Thailand's triumph at the 2014 ASEAN Football Championship on Saturday night is the latest and most compelling evidence underlining the fact that former national striker Kiatisak Senamuang is the man the country has long searched for to bring back the glory days to Thai football.
Few could have predicted when Thailand last won the region's showpiece tournament in 2002 - its third title in the first four times the biennial event was held - that the country would have to wait more than a decade to taste success again.
Whether that was the result of poor management at the Thai FA or the failure to replenish the squad with a new generation of players, it was a long barren run for a country once widely regarded as the undisputed top team in Southeast Asia. And it led to coincided with Thailand plummeting down the Fifa rankings.
Since the country's early dominance in the Championship, which was achieved under the guidance of former England striker Peter Withe, who twice led Thailand to the title (in 2000 and 2002), the Thai FA has drafted in both local and foreign managers in an attempt to revive the Thai team's fortunes.
However, most of those men, including former Sunderland manager Peter Reid and former England and Manchester United captain Bryan Robson, had little success when in charge of the national side. Hype surrounding their appointments proved to be just misplaced optimism.
It was the same case with Kiatisak's predecessor, veteran German Winfried Schaefer, whose reign began promisingly before it came to a disappointing end, with a poor qualifying campaign for next month's Asian Cup in Australia.
In the wake of Schaefer's exit, the Football Association of Thailand brought in Kiatisak to hold the fort while looking for a suitable candidate to replace the experienced German. However, the 41-year-old made a big splash in his first game in charge of the team by guiding them to a shock 5-1 friendly win in China in June.
The ex-striker was then assigned to lead the under-23 side at the Myanmar-hosted SEA Games at the end of last year and did not disappoint at his first international tournament as a coach, steering Thailand to its first gold medal in the regional sporting event in six years.

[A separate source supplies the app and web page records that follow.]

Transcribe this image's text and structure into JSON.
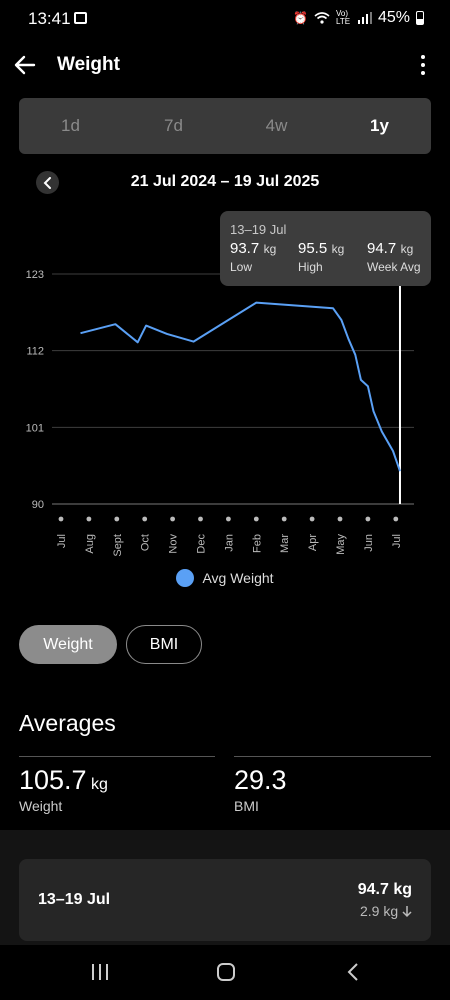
{
  "status_bar": {
    "time": "13:41",
    "volte": "Vo) LTE",
    "battery": "45%",
    "icons": [
      "gallery-icon",
      "alarm-icon",
      "wifi-icon",
      "signal-icon",
      "battery-icon"
    ]
  },
  "app_bar": {
    "title": "Weight"
  },
  "range_tabs": [
    {
      "label": "1d",
      "active": false
    },
    {
      "label": "7d",
      "active": false
    },
    {
      "label": "4w",
      "active": false
    },
    {
      "label": "1y",
      "active": true
    }
  ],
  "date_range": "21 Jul 2024 – 19 Jul 2025",
  "tooltip": {
    "range": "13–19 Jul",
    "low": {
      "value": "93.7",
      "unit": "kg",
      "label": "Low"
    },
    "high": {
      "value": "95.5",
      "unit": "kg",
      "label": "High"
    },
    "avg": {
      "value": "94.7",
      "unit": "kg",
      "label": "Week Avg"
    }
  },
  "chart_data": {
    "type": "line",
    "y_ticks": [
      "123",
      "112",
      "101",
      "90"
    ],
    "ylim": [
      90,
      123
    ],
    "x_tick_labels": [
      "Jul",
      "Aug",
      "Sept",
      "Oct",
      "Nov",
      "Dec",
      "Jan",
      "Feb",
      "Mar",
      "Apr",
      "May",
      "Jun",
      "Jul"
    ],
    "series": [
      {
        "name": "Avg Weight",
        "color": "#5aa0f5",
        "points": [
          [
            0.7,
            114.5
          ],
          [
            1.95,
            115.8
          ],
          [
            2.75,
            113.2
          ],
          [
            3.05,
            115.6
          ],
          [
            3.8,
            114.4
          ],
          [
            4.75,
            113.3
          ],
          [
            7.0,
            118.9
          ],
          [
            9.75,
            118.1
          ],
          [
            10.05,
            116.4
          ],
          [
            10.3,
            113.7
          ],
          [
            10.55,
            111.4
          ],
          [
            10.75,
            107.8
          ],
          [
            11.0,
            106.9
          ],
          [
            11.2,
            103.3
          ],
          [
            11.5,
            100.4
          ],
          [
            11.9,
            97.6
          ],
          [
            12.15,
            94.7
          ]
        ]
      }
    ],
    "highlight_x": 12.15,
    "grid": true,
    "legend_position": "bottom"
  },
  "metric_toggle": [
    {
      "label": "Weight",
      "active": true
    },
    {
      "label": "BMI",
      "active": false
    }
  ],
  "averages": {
    "title": "Averages",
    "weight": {
      "value": "105.7",
      "unit": "kg",
      "label": "Weight"
    },
    "bmi": {
      "value": "29.3",
      "label": "BMI"
    }
  },
  "week_card": {
    "range": "13–19 Jul",
    "value": "94.7 kg",
    "change": "2.9 kg",
    "change_direction": "down"
  }
}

Kiatisak then pressed a strong case for a permanent job by helping the Thai side equal its best Asian Games result with fourth spot in the under-23 competition in Incheon, South Korea earlier this year. With such remarkable results, the FAT decided to give him the full-time job, with his immediate task to help the country reclaim the elusive Championship trophy.
Despite his outstanding coaching record at under-23 level, doubts remained over Kiatisak's ability to step up to coach the senior team in a competition that has become much more competitive in the years after Thailand's early dominance.
He raised eyebrows when he preferred to keep faith with most of the young players who have worked with him since the 2013 SEA Games in Myanmar while leaving some established names, such as Muangthong United midfielder Datsakorn Thonglao out of the Championship squad.
Kiatisak's youthful side is unrecognisable from the under-achieving teams of recent years as they produced an attractive brand of quick-passing football that captured the imagination of the fans during their sparkling unbeaten run to the final against Malaysia.
Aside from the youthful exuberance, Kiatisak's men showed commendable resilience as well, most notably in the second-leg of the final in Kuala Lumpur, where they flirted with letting the title slip through their fingers.
Despite holding a 2-0 first-leg advantage, the Thais found themselves 3-0 behind with half an hour remaining at the intimidating Bukit Jalil stadium. But they pulled off an astonishing comeback to score two late goals to seal a heart-pounding 4-3 aggregate win which ensured their long wait for the title had come to an end.
Thailand's fourth title puts it level with Singapore as the most successful nations in the event and Kiatisak, who became the first person to win as both a coach and player, was full of praise for his team.
"We worked for two years for this moment," he said. "I'm relieved and delighted. "Coach and players, we have different duties to perform. We face different kinds of pressure.
"This group of players is even better than the team I played for. They have everything [needed] to achieve more success."